2) Sunrise Over Eastern Mountain: Make a fist with both hands, flexing the elbows and raising them on both sides of your shoulders. Still in the squat rises slowly, with breathing, 7 times is appropriate, the rest of the requirements are the same as above. (Picture 4～5)
3) Worshipping Buddha in Ten Directions: Put your hands together in front of your chest, palms together, and do the same squat slowly and rise 7 times. Breathing is the same as other requirements. (Picture 6～7)
4. Embrace the moon with your arms: hold your arms in a round shape, with your fingers facing each other, palms facing inward, and do squatting and rising slowly for 7 times. (Picture 8-9)
5) Two Dragons 'Spit-Out' Pearls: Make a fist with both hands, elbows with both arms flat in front of the chest, in balance, with fists facing down, still slowly squatting and raising 7 times, and the rest are the same as above. (Picture 10-11)
6) Swallow Yin - Build Yang: Fold your hands behind your waist with your palms facing outwards. Do the same slow squat and rise 7 times. The rest of the requirements are the same as above. (Picture 12～13)
7) Ten Thousand Dharmas Return to a Single Source: Fold your palms on top of each other, palms facing inward, place your the hands on the lower abdomen and down into the expand the attention into the pubic area. Squat up 7 times with slow breathing to keep your pubic field. It also requires that the head be straight and the knees bend but toes. (Pictures 14-15)
Closing style: The method and essentials are the same as the starting style. Key points of Arahant Seven-Postures: When squatting up, do not bend your knees forward over your toes, let alone bend your head down, keep your eyes straight, keep your body centered, and keep your spine as straight as possible.
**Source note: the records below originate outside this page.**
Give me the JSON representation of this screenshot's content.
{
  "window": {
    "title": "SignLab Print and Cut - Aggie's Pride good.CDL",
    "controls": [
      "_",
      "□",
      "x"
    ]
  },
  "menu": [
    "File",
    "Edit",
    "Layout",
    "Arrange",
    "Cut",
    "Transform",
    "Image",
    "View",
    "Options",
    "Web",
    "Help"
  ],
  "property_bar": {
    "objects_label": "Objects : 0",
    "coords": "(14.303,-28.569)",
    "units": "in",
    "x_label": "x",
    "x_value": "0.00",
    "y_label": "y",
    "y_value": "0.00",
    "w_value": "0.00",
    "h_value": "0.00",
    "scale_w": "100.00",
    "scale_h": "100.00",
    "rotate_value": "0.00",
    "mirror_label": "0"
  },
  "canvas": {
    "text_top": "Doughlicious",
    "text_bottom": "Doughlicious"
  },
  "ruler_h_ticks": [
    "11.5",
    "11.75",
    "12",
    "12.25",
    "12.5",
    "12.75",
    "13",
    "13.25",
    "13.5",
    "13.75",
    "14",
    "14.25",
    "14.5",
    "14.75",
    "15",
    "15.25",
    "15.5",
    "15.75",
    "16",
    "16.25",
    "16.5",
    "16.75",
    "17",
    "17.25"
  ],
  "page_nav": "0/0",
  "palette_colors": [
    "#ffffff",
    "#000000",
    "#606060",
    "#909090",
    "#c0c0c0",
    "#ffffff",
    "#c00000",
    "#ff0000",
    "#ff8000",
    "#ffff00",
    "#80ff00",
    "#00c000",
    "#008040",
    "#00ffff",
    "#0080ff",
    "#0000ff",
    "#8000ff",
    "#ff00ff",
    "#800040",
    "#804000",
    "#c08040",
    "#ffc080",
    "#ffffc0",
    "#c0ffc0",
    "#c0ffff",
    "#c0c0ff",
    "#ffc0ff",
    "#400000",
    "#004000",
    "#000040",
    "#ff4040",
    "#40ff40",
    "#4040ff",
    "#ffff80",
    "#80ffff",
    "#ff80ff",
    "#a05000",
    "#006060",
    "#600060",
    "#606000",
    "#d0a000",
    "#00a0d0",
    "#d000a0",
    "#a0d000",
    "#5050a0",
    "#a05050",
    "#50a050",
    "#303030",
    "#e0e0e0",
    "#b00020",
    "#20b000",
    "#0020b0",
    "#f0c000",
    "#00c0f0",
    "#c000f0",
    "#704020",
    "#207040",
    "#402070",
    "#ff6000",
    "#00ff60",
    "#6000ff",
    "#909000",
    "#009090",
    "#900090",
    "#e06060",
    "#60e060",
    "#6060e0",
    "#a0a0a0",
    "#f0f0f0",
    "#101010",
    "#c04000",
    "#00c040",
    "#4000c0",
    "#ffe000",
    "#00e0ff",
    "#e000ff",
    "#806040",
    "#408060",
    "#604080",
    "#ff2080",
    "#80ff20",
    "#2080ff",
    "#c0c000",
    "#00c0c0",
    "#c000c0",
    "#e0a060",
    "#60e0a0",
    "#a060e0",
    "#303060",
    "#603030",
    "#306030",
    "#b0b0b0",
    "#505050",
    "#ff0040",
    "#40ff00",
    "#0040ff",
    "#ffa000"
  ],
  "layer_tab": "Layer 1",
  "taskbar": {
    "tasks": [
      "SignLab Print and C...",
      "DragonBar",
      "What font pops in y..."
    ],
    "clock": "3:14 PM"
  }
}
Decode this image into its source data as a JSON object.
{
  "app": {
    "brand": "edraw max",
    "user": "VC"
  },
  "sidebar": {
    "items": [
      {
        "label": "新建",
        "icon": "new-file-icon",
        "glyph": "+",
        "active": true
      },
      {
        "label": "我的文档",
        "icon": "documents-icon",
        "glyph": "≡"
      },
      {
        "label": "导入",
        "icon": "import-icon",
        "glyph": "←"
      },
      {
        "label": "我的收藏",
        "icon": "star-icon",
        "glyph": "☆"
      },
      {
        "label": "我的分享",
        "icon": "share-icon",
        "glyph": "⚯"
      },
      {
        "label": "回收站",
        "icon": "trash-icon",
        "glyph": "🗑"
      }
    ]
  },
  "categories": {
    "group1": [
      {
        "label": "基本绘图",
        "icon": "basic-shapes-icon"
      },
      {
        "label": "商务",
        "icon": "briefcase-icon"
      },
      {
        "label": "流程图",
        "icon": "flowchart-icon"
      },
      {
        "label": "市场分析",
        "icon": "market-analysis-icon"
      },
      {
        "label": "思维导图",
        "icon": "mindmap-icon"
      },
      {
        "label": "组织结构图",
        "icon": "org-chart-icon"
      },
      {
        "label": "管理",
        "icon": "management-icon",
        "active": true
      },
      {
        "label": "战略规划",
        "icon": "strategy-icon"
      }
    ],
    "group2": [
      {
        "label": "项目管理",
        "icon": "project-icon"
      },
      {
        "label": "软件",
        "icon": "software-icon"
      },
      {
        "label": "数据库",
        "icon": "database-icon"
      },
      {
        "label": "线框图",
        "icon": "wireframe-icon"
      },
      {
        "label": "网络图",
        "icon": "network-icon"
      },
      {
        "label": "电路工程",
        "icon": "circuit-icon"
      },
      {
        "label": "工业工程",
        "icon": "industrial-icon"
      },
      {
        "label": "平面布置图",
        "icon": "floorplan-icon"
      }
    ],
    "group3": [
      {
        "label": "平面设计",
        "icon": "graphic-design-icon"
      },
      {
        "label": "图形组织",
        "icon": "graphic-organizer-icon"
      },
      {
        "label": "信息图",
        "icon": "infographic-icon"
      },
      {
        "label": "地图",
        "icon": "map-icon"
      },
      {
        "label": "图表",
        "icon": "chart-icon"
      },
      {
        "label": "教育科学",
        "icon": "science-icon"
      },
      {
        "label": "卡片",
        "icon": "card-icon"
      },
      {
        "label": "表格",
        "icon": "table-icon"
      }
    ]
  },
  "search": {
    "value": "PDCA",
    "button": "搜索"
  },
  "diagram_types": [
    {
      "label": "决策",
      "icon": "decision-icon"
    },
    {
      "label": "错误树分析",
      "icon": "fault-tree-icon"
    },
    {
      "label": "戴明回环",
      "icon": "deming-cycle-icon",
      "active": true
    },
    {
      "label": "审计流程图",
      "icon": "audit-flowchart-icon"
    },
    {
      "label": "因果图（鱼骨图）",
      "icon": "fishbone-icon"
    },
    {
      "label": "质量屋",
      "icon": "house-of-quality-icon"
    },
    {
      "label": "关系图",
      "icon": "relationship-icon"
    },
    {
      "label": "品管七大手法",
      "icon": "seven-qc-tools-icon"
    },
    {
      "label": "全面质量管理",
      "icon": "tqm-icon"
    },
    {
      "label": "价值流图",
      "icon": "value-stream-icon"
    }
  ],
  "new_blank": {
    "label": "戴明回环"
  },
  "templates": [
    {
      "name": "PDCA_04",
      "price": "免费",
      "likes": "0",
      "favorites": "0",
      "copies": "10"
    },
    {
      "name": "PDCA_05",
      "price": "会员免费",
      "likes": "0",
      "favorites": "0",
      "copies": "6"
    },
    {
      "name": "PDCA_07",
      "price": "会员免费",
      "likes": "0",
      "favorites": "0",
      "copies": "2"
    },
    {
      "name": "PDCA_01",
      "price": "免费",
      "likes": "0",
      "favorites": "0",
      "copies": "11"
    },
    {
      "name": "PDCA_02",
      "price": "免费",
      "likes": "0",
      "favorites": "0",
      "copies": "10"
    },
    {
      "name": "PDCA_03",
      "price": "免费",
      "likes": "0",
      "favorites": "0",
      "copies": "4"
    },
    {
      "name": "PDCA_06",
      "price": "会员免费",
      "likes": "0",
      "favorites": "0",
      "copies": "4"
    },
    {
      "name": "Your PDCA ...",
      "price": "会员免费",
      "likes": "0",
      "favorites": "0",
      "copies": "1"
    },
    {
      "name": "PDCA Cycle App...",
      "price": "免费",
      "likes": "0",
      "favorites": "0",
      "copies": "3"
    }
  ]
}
Chinese Language Article:
Shifu Adrian Chan-Wyles (b. 1967) - Lineage (Generational) Inheritor of the Ch'an Dao Hakka Gongfu System.